# [WHAT YOU HAVE TO DO]
Give back the entries below verbatim.

----------------

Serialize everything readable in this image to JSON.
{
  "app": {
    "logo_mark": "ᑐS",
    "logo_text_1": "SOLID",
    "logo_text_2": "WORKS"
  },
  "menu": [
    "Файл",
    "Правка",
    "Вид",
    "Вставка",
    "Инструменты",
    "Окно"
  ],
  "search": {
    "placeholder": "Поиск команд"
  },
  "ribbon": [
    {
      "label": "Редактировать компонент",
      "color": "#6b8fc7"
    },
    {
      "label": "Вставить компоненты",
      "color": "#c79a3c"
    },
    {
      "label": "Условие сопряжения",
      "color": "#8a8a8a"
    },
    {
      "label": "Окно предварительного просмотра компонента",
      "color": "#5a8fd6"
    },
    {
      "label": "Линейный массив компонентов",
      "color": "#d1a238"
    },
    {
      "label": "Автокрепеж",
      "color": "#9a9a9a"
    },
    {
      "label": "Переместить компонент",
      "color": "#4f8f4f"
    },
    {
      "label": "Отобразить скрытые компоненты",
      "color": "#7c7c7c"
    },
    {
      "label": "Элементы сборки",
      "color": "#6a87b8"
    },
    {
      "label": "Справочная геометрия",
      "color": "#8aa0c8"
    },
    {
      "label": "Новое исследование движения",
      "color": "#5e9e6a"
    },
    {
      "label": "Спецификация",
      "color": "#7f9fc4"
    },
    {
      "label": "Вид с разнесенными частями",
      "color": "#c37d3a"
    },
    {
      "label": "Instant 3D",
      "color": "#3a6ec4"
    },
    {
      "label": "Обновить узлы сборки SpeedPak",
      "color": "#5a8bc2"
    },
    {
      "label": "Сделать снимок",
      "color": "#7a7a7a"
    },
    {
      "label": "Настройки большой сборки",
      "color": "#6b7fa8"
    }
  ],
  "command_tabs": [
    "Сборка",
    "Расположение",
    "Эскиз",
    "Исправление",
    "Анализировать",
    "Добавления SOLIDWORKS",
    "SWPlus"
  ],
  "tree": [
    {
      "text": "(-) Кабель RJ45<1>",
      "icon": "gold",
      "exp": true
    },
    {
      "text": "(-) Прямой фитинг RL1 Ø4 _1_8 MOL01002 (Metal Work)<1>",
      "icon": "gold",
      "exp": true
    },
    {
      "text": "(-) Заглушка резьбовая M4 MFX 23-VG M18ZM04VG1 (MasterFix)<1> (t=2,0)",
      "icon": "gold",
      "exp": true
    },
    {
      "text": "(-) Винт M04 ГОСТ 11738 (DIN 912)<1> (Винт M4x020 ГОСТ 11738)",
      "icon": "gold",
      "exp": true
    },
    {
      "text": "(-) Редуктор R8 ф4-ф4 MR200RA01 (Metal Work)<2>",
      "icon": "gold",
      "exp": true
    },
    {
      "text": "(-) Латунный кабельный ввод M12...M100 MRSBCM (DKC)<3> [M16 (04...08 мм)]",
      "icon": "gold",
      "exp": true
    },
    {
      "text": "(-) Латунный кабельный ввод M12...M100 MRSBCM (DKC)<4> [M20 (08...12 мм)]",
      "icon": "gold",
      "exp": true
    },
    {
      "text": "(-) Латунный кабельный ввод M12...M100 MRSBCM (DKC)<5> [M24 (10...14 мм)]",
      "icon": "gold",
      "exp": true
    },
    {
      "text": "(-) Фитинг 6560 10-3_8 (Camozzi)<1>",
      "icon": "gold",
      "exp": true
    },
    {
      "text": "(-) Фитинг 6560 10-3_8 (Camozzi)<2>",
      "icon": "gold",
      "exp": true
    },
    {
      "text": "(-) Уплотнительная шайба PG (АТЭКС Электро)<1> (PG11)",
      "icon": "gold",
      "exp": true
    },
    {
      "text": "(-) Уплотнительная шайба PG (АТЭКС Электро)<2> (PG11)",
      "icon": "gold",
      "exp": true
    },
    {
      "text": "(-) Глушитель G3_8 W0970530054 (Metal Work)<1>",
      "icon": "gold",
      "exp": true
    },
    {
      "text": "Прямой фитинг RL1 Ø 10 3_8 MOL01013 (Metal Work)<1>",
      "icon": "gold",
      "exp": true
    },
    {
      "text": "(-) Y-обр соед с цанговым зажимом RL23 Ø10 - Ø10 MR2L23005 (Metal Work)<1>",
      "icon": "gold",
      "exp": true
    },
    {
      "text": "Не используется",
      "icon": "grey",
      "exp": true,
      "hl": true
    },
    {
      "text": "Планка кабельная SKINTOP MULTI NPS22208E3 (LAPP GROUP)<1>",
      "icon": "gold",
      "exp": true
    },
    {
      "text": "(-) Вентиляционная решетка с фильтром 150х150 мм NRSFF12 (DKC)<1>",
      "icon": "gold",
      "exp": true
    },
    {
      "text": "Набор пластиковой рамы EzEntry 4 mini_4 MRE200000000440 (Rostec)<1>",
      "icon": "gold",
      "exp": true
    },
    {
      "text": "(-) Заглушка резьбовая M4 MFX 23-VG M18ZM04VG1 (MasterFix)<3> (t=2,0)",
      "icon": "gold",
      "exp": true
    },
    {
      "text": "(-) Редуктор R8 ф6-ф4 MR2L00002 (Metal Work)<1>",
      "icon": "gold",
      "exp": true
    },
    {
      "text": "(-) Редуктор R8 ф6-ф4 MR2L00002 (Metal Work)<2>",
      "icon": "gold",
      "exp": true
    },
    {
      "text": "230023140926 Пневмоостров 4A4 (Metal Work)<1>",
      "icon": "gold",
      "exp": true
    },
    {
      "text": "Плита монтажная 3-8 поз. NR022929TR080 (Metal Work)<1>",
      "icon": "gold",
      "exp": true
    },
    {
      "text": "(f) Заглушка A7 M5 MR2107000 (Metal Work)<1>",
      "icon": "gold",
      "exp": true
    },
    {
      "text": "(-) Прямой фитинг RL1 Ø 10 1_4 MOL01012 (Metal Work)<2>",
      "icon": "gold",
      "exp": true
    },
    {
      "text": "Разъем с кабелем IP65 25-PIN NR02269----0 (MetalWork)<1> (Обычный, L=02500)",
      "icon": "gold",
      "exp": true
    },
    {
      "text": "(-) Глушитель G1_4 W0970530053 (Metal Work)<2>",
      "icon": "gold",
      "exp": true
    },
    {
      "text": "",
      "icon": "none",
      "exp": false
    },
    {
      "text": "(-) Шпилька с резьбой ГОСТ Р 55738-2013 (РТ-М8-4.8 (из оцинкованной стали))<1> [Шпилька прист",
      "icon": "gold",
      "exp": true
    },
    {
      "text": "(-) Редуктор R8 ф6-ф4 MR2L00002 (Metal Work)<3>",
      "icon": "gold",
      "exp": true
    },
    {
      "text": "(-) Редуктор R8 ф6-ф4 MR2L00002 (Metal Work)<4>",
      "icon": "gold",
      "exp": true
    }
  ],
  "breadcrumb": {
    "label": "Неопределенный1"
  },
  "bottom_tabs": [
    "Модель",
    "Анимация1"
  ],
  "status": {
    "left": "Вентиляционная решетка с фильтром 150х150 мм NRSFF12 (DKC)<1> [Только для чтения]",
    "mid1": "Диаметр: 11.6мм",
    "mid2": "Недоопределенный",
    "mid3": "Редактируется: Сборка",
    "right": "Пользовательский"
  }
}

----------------

# [RESPONSE TO THE EXERCISE]
Serialize everything readable in this image to JSON.
{
  "app": {
    "logo_mark": "ᑐS",
    "logo_text_1": "SOLID",
    "logo_text_2": "WORKS"
  },
  "menu": [
    "Файл",
    "Правка",
    "Вид",
    "Вставка",
    "Инструменты",
    "Окно"
  ],
  "search": {
    "placeholder": "Поиск команд"
  },
  "ribbon": [
    {
      "label": "Редактировать компонент",
      "color": "#6b8fc7"
    },
    {
      "label": "Вставить компоненты",
      "color": "#c79a3c"
    },
    {
      "label": "Условие сопряжения",
      "color": "#8a8a8a"
    },
    {
      "label": "Окно предварительного просмотра компонента",
      "color": "#5a8fd6"
    },
    {
      "label": "Линейный массив компонентов",
      "color": "#d1a238"
    },
    {
      "label": "Автокрепеж",
      "color": "#9a9a9a"
    },
    {
      "label": "Переместить компонент",
      "color": "#4f8f4f"
    },
    {
      "label": "Отобразить скрытые компоненты",
      "color": "#7c7c7c"
    },
    {
      "label": "Элементы сборки",
      "color": "#6a87b8"
    },
    {
      "label": "Справочная геометрия",
      "color": "#8aa0c8"
    },
    {
      "label": "Новое исследование движения",
      "color": "#5e9e6a"
    },
    {
      "label": "Спецификация",
      "color": "#7f9fc4"
    },
    {
      "label": "Вид с разнесенными частями",
      "color": "#c37d3a"
    },
    {
      "label": "Instant 3D",
      "color": "#3a6ec4"
    },
    {
      "label": "Обновить узлы сборки SpeedPak",
      "color": "#5a8bc2"
    },
    {
      "label": "Сделать снимок",
      "color": "#7a7a7a"
    },
    {
      "label": "Настройки большой сборки",
      "color": "#6b7fa8"
    }
  ],
  "command_tabs": [
    "Сборка",
    "Расположение",
    "Эскиз",
    "Исправление",
    "Анализировать",
    "Добавления SOLIDWORKS",
    "SWPlus"
  ],
  "tree": [
    {
      "text": "(-) Кабель RJ45<1>",
      "icon": "gold",
      "exp": true
    },
    {
      "text": "(-) Прямой фитинг RL1 Ø4 _1_8 MOL01002 (Metal Work)<1>",
      "icon": "gold",
      "exp": true
    },
    {
      "text": "(-) Заглушка резьбовая M4 MFX 23-VG M18ZM04VG1 (MasterFix)<1> (t=2,0)",
      "icon": "gold",
      "exp": true
    },
    {
      "text": "(-) Винт M04 ГОСТ 11738 (DIN 912)<1> (Винт M4x020 ГОСТ 11738)",
      "icon": "gold",
      "exp": true
    },
    {
      "text": "(-) Редуктор R8 ф4-ф4 MR200RA01 (Metal Work)<2>",
      "icon": "gold",
      "exp": true
    },
    {
      "text": "(-) Латунный кабельный ввод M12...M100 MRSBCM (DKC)<3> [M16 (04...08 мм)]",
      "icon": "gold",
      "exp": true
    },
    {
      "text": "(-) Латунный кабельный ввод M12...M100 MRSBCM (DKC)<4> [M20 (08...12 мм)]",
      "icon": "gold",
      "exp": true
    },
    {
      "text": "(-) Латунный кабельный ввод M12...M100 MRSBCM (DKC)<5> [M24 (10...14 мм)]",
      "icon": "gold",
      "exp": true
    },
    {
      "text": "(-) Фитинг 6560 10-3_8 (Camozzi)<1>",
      "icon": "gold",
      "exp": true
    },
    {
      "text": "(-) Фитинг 6560 10-3_8 (Camozzi)<2>",
      "icon": "gold",
      "exp": true
    },
    {
      "text": "(-) Уплотнительная шайба PG (АТЭКС Электро)<1> (PG11)",
      "icon": "gold",
      "exp": true
    },
    {
      "text": "(-) Уплотнительная шайба PG (АТЭКС Электро)<2> (PG11)",
      "icon": "gold",
      "exp": true
    },
    {
      "text": "(-) Глушитель G3_8 W0970530054 (Metal Work)<1>",
      "icon": "gold",
      "exp": true
    },
    {
      "text": "Прямой фитинг RL1 Ø 10 3_8 MOL01013 (Metal Work)<1>",
      "icon": "gold",
      "exp": true
    },
    {
      "text": "(-) Y-обр соед с цанговым зажимом RL23 Ø10 - Ø10 MR2L23005 (Metal Work)<1>",
      "icon": "gold",
      "exp": true
    },
    {
      "text": "Не используется",
      "icon": "grey",
      "exp": true,
      "hl": true
    },
    {
      "text": "Планка кабельная SKINTOP MULTI NPS22208E3 (LAPP GROUP)<1>",
      "icon": "gold",
      "exp": true
    },
    {
      "text": "(-) Вентиляционная решетка с фильтром 150х150 мм NRSFF12 (DKC)<1>",
      "icon": "gold",
      "exp": true
    },
    {
      "text": "Набор пластиковой рамы EzEntry 4 mini_4 MRE200000000440 (Rostec)<1>",
      "icon": "gold",
      "exp": true
    },
    {
      "text": "(-) Заглушка резьбовая M4 MFX 23-VG M18ZM04VG1 (MasterFix)<3> (t=2,0)",
      "icon": "gold",
      "exp": true
    },
    {
      "text": "(-) Редуктор R8 ф6-ф4 MR2L00002 (Metal Work)<1>",
      "icon": "gold",
      "exp": true
    },
    {
      "text": "(-) Редуктор R8 ф6-ф4 MR2L00002 (Metal Work)<2>",
      "icon": "gold",
      "exp": true
    },
    {
      "text": "230023140926 Пневмоостров 4A4 (Metal Work)<1>",
      "icon": "gold",
      "exp": true
    },
    {
      "text": "Плита монтажная 3-8 поз. NR022929TR080 (Metal Work)<1>",
      "icon": "gold",
      "exp": true
    },
    {
      "text": "(f) Заглушка A7 M5 MR2107000 (Metal Work)<1>",
      "icon": "gold",
      "exp": true
    },
    {
      "text": "(-) Прямой фитинг RL1 Ø 10 1_4 MOL01012 (Metal Work)<2>",
      "icon": "gold",
      "exp": true
    },
    {
      "text": "Разъем с кабелем IP65 25-PIN NR02269----0 (MetalWork)<1> (Обычный, L=02500)",
      "icon": "gold",
      "exp": true
    },
    {
      "text": "(-) Глушитель G1_4 W0970530053 (Metal Work)<2>",
      "icon": "gold",
      "exp": true
    },
    {
      "text": "",
      "icon": "none",
      "exp": false
    },
    {
      "text": "(-) Шпилька с резьбой ГОСТ Р 55738-2013 (РТ-М8-4.8 (из оцинкованной стали))<1> [Шпилька прист",
      "icon": "gold",
      "exp": true
    },
    {
      "text": "(-) Редуктор R8 ф6-ф4 MR2L00002 (Metal Work)<3>",
      "icon": "gold",
      "exp": true
    },
    {
      "text": "(-) Редуктор R8 ф6-ф4 MR2L00002 (Metal Work)<4>",
      "icon": "gold",
      "exp": true
    }
  ],
  "breadcrumb": {
    "label": "Неопределенный1"
  },
  "bottom_tabs": [
    "Модель",
    "Анимация1"
  ],
  "status": {
    "left": "Вентиляционная решетка с фильтром 150х150 мм NRSFF12 (DKC)<1> [Только для чтения]",
    "mid1": "Диаметр: 11.6мм",
    "mid2": "Недоопределенный",
    "mid3": "Редактируется: Сборка",
    "right": "Пользовательский"
  }
}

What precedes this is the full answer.